    Unable to function in almost all areas, e.g., stays at home, in ward, or in bed all day without taking part in social activities or severe impairment in reality testing or serious impairment in communication (e.g., sometimes incoherent or inappropriate)

    Needs considerable supervision to prevent hurting others or self (e.g. frequently violent, repeated suicide attempts) or to maintain personal hygiene or gross impairment in all forms of communication, e.g. severe abnormalities in verbal and gestural communication, marked social aloofness, stupor, etc.

    Needs Constant supervision (24-hr care) due to severely aggressive or destructive behavior or gross impairment in reality testing, communication, cognition, affect, or personal hygiene

    Children's Global Assessment Scale was adapted from the Global Assessment Scale for Adults
    Children's Global Assessment Scale- Shaffer et al 1229
  11. DammitJanet

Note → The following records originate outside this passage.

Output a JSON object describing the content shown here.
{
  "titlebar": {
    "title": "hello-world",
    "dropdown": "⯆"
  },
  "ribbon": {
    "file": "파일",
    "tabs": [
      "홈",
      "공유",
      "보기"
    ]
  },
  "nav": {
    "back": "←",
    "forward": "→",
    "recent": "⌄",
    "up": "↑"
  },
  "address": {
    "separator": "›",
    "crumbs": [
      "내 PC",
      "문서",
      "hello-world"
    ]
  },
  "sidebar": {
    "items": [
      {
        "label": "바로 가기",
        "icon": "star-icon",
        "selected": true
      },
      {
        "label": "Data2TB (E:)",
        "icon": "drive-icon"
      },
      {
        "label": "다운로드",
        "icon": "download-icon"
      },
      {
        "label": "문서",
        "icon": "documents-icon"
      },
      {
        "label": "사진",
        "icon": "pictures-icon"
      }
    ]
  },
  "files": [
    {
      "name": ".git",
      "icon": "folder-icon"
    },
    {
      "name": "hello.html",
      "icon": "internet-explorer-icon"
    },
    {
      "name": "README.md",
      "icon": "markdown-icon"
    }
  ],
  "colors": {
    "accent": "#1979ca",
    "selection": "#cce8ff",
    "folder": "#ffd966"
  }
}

    DammitJanet Well-Known Member Staff Member

    When I was in the hospital, my GAF was between 21-30. Now I fluctuate between 35 to 45. I have never got over 50. I know, and you all thought I was so normal! LOL. That was because I had a handler with me.
  12. totoro

    totoro Mom? What's a GFG?

    K was a 53 but she has slipped down to below a 50 I can't remember what it is, between her therapist and her psychiatrist.
  13. Shari

    Shari IsItFridayYet?

    Last I knew, wee was 45-50. Given the situation at school last year, he was probably more 30-40 last year, but I'd guess he's back to the 45-50 again. Maybe even a bit higher now.
  14. tictoc

    tictoc New Member

    This is interesting. Early in the school year, difficult child was doing really well and I would say he was above 50. Now, however, I would put him around 35. Things have changed a lot in just the past few weeks. Ugh.
  15. timer lady

    timer lady Queen of Hearts

    The GAF score is always assigned by a psychiatrist. Don't read or put your child in a number because it's all subjective; it's the measure over a period of generally 30 - 90 days.

    Saying that, GAF is important to me because this score alone determines the level of services I get in my home for kt; the level of services wm receives in foster group home. It's also important as we are in the process of trying to get transition plans going for the tweedles as they are fast approaching 18.

    It's more important to track the daily mood swings, acting out, being withdrawn, etc than to try & figure out where your difficult child is on the GAF score. You track that in a journal & psychiatrist can assign this number.
  16. DammitJanet

    DammitJanet Well-Known Member Staff Member

    Very true TL. I only know my GAF scores because I get my treatment plans and the scores are on them along with my diagnosis.
  17. Shari

    Shari IsItFridayYet?

    Totally agreed. I guess I was just thinking of it in terms of how far wee has come this year as compared to last, which I hadn't thought of prior to this.